» WORK REQUEST
Reproduce the full listing that follows, matching it exactly.

======== INPUT

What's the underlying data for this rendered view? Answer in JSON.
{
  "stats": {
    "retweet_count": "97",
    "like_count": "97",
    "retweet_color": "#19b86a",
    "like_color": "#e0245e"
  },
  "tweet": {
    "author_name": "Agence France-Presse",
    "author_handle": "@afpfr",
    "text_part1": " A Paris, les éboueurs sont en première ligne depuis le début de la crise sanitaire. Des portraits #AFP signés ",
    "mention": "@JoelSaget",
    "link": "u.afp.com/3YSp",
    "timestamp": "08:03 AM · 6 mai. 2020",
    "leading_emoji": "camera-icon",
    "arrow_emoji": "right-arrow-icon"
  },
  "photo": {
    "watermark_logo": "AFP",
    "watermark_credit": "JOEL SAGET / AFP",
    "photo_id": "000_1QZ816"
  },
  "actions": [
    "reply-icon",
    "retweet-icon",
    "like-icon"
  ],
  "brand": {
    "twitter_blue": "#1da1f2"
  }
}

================

» RESPONSE BELOW
What's the underlying data for this rendered view? Answer in JSON.
{
  "stats": {
    "retweet_count": "97",
    "like_count": "97",
    "retweet_color": "#19b86a",
    "like_color": "#e0245e"
  },
  "tweet": {
    "author_name": "Agence France-Presse",
    "author_handle": "@afpfr",
    "text_part1": " A Paris, les éboueurs sont en première ligne depuis le début de la crise sanitaire. Des portraits #AFP signés ",
    "mention": "@JoelSaget",
    "link": "u.afp.com/3YSp",
    "timestamp": "08:03 AM · 6 mai. 2020",
    "leading_emoji": "camera-icon",
    "arrow_emoji": "right-arrow-icon"
  },
  "photo": {
    "watermark_logo": "AFP",
    "watermark_credit": "JOEL SAGET / AFP",
    "photo_id": "000_1QZ816"
  },
  "actions": [
    "reply-icon",
    "retweet-icon",
    "like-icon"
  ],
  "brand": {
    "twitter_blue": "#1da1f2"
  }
}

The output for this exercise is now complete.